“I have said all these things to you to keep you from falling away. They will put you out of the synagogues. Indeed, the hour is coming when whoever kills you will think he is offering service to God. And they will do these things because they have not known the Father, nor me. But I have said these things to you, that when their hour comes you may remember that I told them to you. “I did not say these things to you from the beginning, because I was with you. (John 16:1–4, ESV)

Where Is God?

A couple had two little boys, ages eight and ten, who were excessively mischievous. The two were always getting into trouble and their parents could be confident that if any mischief occurred in their town, their two young sons were involved in some capacity. The parents were at their wit’s end as to what to do about their sons’ behavior. They had heard that a clergyman in town had been successful in disciplining children in the past, so they contacted him, and he agreed to give it his best shot.


He asked to see the boys individually, so the eight-year-old was sent to meet with him first. The clergyman sat the boy down and asked him sternly, “Where is God?” The boy made no response, so the clergyman repeated the question in an even sterner tone, “Where is God?” Again the boy made no attempt to answer, so the clergyman raised his voice even more and shook his finger in the boy’s face, “WHERE IS GOD?”


At that, the boy bolted from the room, ran directly home, and slammed himself in his closet. His older brother followed him into the closet and said, “What happened?” The younger brother replied, “We are in BIG trouble this time. God is missing and they think we did it!”

Judas, Compassionate Betrayer

But Judas Iscariot, one of his disciples (he who was about to betray him), said, “Why was this ointment not sold for three hundred denarii and given to the poor?” He said this, not because he cared about the poor, but because he was a thief, and having charge of the moneybag he used to help himself to what was put into it. (John 12:4–6, ESV)

Lots of people are trying to make Jesus into some kind of social worker concerned with redistribution of wealth like any good liberal. However, if you want a biblical picture of a liberal, look no further than Judas Iscariot.

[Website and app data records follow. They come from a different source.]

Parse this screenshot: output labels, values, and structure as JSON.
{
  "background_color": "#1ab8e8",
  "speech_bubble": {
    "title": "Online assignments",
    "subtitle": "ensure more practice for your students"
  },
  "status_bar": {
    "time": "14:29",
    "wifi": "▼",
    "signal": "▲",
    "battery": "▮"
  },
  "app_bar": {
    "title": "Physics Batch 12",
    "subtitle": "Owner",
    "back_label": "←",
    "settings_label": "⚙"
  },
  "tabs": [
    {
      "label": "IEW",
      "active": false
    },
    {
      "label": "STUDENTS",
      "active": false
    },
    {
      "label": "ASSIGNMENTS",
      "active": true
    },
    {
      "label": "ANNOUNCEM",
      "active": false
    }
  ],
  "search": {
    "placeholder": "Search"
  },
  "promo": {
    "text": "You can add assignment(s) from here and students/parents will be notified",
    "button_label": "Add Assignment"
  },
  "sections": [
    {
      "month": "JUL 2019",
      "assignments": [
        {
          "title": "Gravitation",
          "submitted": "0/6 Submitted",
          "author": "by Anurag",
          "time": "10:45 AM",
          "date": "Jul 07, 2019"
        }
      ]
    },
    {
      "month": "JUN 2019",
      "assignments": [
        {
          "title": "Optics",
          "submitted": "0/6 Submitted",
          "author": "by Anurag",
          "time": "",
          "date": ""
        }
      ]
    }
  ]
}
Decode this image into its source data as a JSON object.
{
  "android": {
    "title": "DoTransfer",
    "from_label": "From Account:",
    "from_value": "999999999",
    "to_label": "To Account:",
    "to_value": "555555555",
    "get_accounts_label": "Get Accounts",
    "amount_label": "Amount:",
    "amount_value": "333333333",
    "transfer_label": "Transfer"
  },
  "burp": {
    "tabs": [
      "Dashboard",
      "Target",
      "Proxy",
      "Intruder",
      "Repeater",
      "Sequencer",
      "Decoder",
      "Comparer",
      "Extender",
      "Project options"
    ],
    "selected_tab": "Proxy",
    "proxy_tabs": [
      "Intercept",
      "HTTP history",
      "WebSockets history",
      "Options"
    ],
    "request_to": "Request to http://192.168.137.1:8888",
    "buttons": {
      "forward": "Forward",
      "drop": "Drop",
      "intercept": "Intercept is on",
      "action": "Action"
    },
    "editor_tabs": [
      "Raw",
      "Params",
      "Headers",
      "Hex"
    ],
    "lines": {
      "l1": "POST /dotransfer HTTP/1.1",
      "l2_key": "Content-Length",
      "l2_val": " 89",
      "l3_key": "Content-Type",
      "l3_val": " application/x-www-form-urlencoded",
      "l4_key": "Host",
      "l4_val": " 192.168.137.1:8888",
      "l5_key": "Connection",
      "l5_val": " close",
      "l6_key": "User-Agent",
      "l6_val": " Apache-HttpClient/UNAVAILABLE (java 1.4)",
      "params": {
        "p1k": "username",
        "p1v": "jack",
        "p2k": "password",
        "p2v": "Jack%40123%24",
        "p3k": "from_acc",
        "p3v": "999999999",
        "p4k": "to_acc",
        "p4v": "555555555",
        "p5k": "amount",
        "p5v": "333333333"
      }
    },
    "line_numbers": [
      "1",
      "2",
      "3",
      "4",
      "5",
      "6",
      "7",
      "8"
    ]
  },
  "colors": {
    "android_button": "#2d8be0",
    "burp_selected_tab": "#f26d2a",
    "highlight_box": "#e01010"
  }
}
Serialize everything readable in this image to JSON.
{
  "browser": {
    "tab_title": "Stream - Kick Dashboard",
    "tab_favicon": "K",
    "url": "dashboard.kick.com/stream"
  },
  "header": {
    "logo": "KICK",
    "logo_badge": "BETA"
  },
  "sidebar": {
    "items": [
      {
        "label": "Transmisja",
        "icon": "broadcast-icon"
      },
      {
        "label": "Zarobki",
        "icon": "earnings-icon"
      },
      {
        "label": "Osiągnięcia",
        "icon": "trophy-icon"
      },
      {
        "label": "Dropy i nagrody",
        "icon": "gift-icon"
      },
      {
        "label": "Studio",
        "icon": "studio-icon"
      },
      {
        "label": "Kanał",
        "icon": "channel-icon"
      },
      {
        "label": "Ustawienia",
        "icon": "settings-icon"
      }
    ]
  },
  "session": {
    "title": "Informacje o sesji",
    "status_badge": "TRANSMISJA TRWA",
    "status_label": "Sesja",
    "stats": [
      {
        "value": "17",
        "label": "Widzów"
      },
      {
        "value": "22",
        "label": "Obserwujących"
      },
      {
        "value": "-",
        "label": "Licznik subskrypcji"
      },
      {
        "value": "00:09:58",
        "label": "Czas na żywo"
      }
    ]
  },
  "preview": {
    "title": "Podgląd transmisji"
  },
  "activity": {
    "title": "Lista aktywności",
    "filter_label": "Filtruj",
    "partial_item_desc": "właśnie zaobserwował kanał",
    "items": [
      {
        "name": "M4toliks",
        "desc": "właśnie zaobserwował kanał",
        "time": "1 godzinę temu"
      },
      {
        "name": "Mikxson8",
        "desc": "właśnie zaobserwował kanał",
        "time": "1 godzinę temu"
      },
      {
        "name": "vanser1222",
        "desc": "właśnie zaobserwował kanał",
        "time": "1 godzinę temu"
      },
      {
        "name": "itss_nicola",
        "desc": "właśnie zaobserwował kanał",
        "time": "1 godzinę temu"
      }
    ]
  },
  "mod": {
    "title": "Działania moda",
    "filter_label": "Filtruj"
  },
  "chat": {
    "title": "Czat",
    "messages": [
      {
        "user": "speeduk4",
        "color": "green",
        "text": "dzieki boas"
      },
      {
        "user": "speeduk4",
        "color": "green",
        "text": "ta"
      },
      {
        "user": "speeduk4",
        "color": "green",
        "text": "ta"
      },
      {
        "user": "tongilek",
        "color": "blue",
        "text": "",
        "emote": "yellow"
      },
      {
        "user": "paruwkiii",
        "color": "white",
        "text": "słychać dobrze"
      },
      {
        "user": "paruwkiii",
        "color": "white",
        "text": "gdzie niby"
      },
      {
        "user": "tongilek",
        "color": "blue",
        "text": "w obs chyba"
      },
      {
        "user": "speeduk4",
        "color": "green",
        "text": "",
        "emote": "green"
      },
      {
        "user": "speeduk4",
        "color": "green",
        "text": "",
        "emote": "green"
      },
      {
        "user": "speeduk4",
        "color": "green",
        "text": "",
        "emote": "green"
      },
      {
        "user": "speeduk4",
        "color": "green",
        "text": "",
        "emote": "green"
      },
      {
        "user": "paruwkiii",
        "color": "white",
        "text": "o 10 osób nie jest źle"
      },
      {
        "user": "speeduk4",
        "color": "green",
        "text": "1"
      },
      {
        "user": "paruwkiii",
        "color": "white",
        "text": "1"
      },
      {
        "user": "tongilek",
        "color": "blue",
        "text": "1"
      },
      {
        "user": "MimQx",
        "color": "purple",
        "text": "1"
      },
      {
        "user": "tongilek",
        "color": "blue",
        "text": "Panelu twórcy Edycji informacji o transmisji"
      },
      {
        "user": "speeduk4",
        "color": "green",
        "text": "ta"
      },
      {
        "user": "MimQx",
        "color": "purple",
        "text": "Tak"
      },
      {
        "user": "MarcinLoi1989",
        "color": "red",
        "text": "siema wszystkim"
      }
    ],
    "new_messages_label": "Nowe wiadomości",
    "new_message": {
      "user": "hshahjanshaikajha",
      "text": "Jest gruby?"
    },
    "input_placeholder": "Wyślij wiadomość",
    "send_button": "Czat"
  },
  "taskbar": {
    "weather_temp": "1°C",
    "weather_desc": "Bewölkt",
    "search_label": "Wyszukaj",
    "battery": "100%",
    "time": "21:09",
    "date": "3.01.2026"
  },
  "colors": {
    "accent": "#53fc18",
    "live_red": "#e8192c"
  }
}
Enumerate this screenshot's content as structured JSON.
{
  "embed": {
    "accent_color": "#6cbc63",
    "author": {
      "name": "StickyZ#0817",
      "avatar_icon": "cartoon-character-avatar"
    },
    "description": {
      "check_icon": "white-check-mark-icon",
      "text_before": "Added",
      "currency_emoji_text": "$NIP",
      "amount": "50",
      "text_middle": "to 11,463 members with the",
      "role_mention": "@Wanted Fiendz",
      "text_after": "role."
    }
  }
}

It appears on the surface as if Judas is very compassionate. He is compassionate about the poor. He is compassionate about redistributing money and a fair share. But mostly he is compassionate about Judas. He is like today’s liberal politician or Christian – he is very compassionate about other people’s money. Mostly so he can get his cut. He looks at the pure nard perfume as a cash windfall, and wants to use compassion for the poor as a cover for getting his fingers on it. He tries to lay a guilt trip on Mary about the waste and the expense so he can slip a few coins into his own pocket, and makes himself look holier-than-thou in the process.

The bottom line is he is the one who is guilty of theft, betrayal and hypocrisy. Interesting how those tend to go together. He looks like a believer but underneath his whitewash the love of money drives him to steal and eventually sell out our Messiah Jesus. So many today are spiritual descendants of this man. On the surface they look holy and spout biblical one-liners like they really mean them. Yet they betray Jesus with every dollar pinched and every selfish agenda pushed. Hands are in the cookie jar or held out for a 30-piece “fair share” payoff while pious lips stridently preach concern for others. They have no intention of practicing what they preach. Secretly they sell Jesus out by trading His precious Word for the kingdoms of the world. And look good doing it too.

Funny how Jesus didn’t do anything about it at the time. He just kept feeding Judas rope until he had enough to hang himself.